David A. Kindig, a professor emeritus of population health sciences and founder of the Population Health Institute, and Erika R. Cheng, a doctoral candidate, at the School of Medicine and Public Health said U.S. male mortality rates increased in only 3.4 percent of the counties.
U.S. female mortality rates increased in 1,224 counties compared to an increase in 108 counties for men.
The study found for both men and women, factors associated with lower mortality included having a college degree, higher median household income, Hispanic ethnicity and living in a higher population density area.
For women, living in counties in the South and West was associated with a 6 percent higher mortality rate than living in the Northeast.
Smoking rates were a key factor in higher mortality rates, Kindig said.
The findings were published in the journal Health Affairs.
Most Popular Stories
- AIG to Create 230 Jobs in Charlotte
- Bipartisan Negotiators Reach Modest Budget Agreement
- Justin Bieber Visits Typhoon Victims, Plays Concert
- Senate Dems Move Forward With Obama Nominees
- Russia Says Nyet to Canada North Pole Claim
- New Obama Aide to Focus on Climate Change
- Obama Nominee Confirmed for D.C. Appeals Court
- MasterCard to Split Shares, Raise Dividend

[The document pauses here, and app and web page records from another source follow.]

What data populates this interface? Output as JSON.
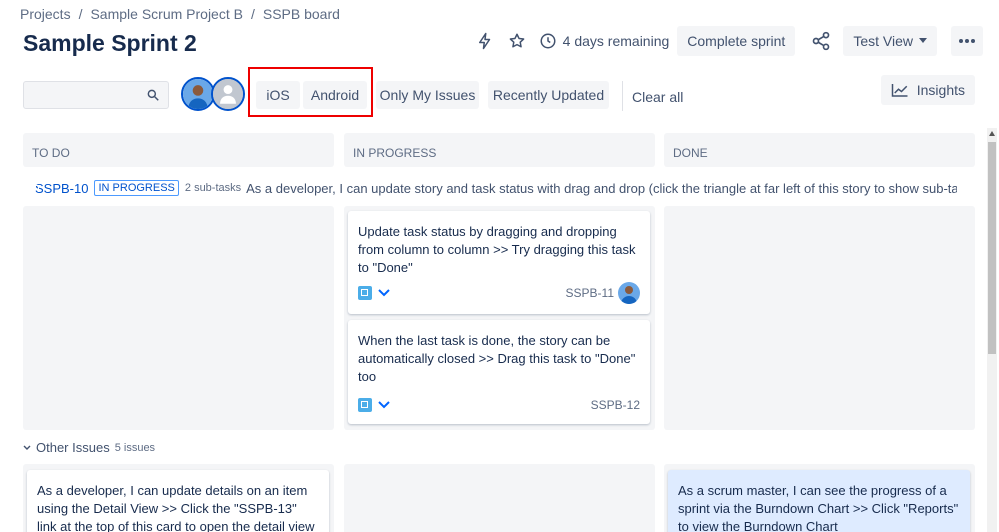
{
  "breadcrumb": [
    "Projects",
    "Sample Scrum Project B",
    "SSPB board"
  ],
  "page_title": "Sample Sprint 2",
  "header": {
    "remaining": "4 days remaining",
    "complete_sprint": "Complete sprint",
    "view_label": "Test View"
  },
  "filters": {
    "search_placeholder": "",
    "quick_filters": [
      "iOS",
      "Android",
      "Only My Issues",
      "Recently Updated"
    ],
    "clear_all": "Clear all",
    "insights": "Insights"
  },
  "columns": [
    "TO DO",
    "IN PROGRESS",
    "DONE"
  ],
  "story": {
    "key": "SSPB-10",
    "status": "IN PROGRESS",
    "subtasks": "2 sub-tasks",
    "summary": "As a developer, I can update story and task status with drag and drop (click the triangle at far left of this story to show sub-ta"
  },
  "cards": [
    {
      "text": "Update task status by dragging and dropping from column to column >> Try dragging this task to \"Done\"",
      "key": "SSPB-11"
    },
    {
      "text": "When the last task is done, the story can be automatically closed >> Drag this task to \"Done\" too",
      "key": "SSPB-12"
    }
  ],
  "other_issues": {
    "label": "Other Issues",
    "count": "5 issues",
    "todo_card": "As a developer, I can update details on an item using the Detail View >> Click the \"SSPB-13\" link at the top of this card to open the detail view",
    "done_card": "As a scrum master, I can see the progress of a sprint via the Burndown Chart >> Click \"Reports\" to view the Burndown Chart"
  },
  "colors": {
    "accent": "#0052cc",
    "highlight": "#e00000",
    "story_green": "#36b37e",
    "subtask_blue": "#4bade8"
  }
}
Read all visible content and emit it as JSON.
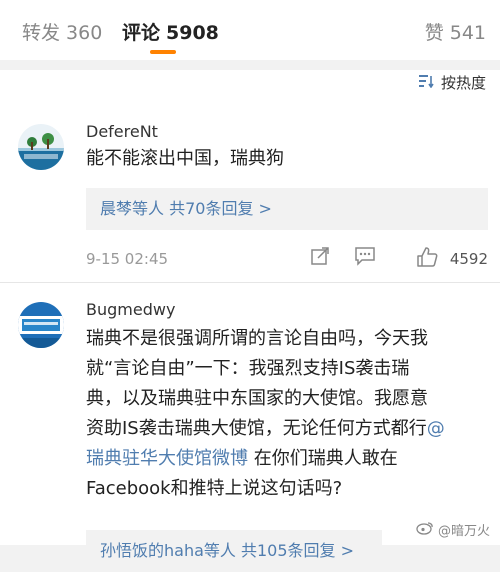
{
  "tabs": {
    "repost": {
      "label": "转发",
      "count": "360"
    },
    "comment": {
      "label": "评论",
      "count": "5908"
    },
    "like": {
      "label": "赞",
      "count": "541"
    }
  },
  "sort": {
    "label": "按热度",
    "icon": "sort-list-icon"
  },
  "comments": [
    {
      "username": "DefereNt",
      "text": "能不能滚出中国，瑞典狗",
      "reply_summary": "晨棽等人 共70条回复 >",
      "time": "9-15 02:45",
      "likes": "4592"
    },
    {
      "username": "Bugmedwy",
      "text_lines": [
        "瑞典不是很强调所谓的言论自由吗，今天我",
        "就“言论自由”一下：我强烈支持IS袭击瑞",
        "典，以及瑞典驻中东国家的大使馆。我愿意",
        "资助IS袭击瑞典大使馆，无论任何方式都行",
        "瑞典驻华大使馆微博",
        " 在你们瑞典人敢在",
        "Facebook和推特上说这句话吗?"
      ],
      "mention": "@",
      "reply_summary": "孙悟饭的haha等人 共105条回复 >"
    }
  ],
  "watermark": "@暗万火",
  "colors": {
    "accent": "#ff8200",
    "link": "#507daf"
  }
}
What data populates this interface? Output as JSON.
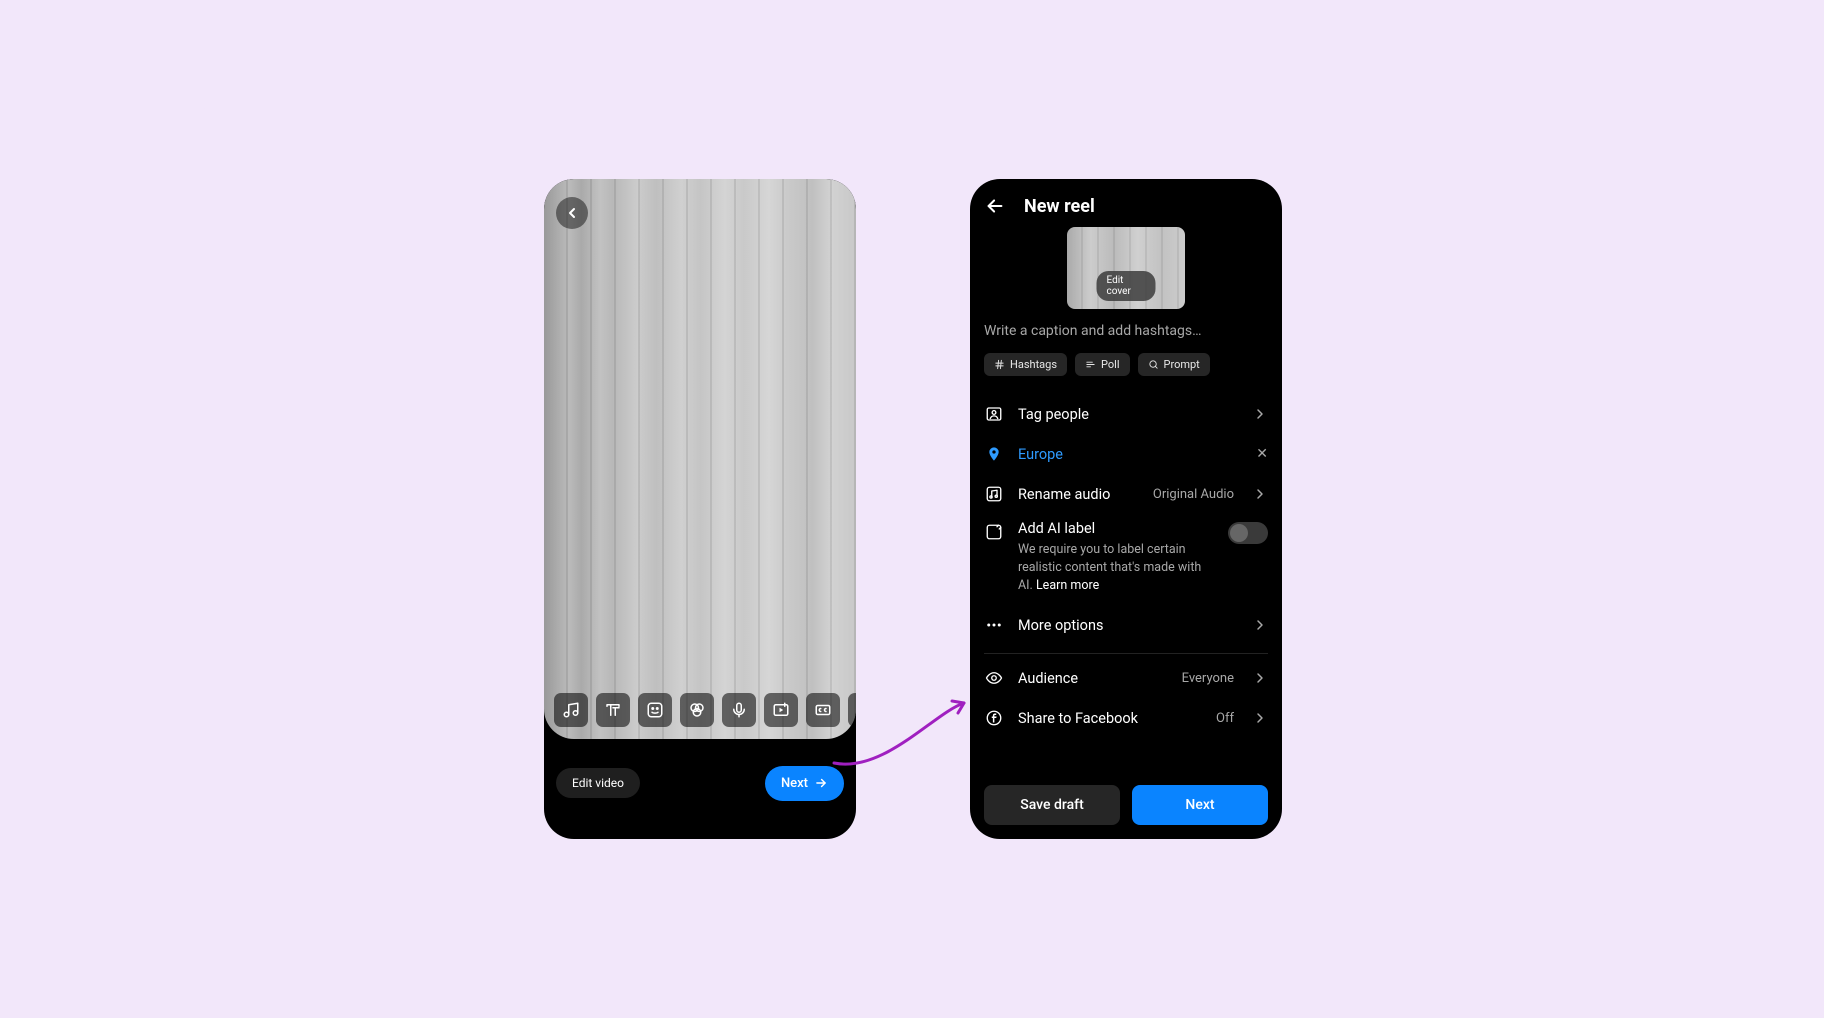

- GOP, Dems Strain to Unearth a Modest Budget Pact
- Office Depot Moving HQ to Florida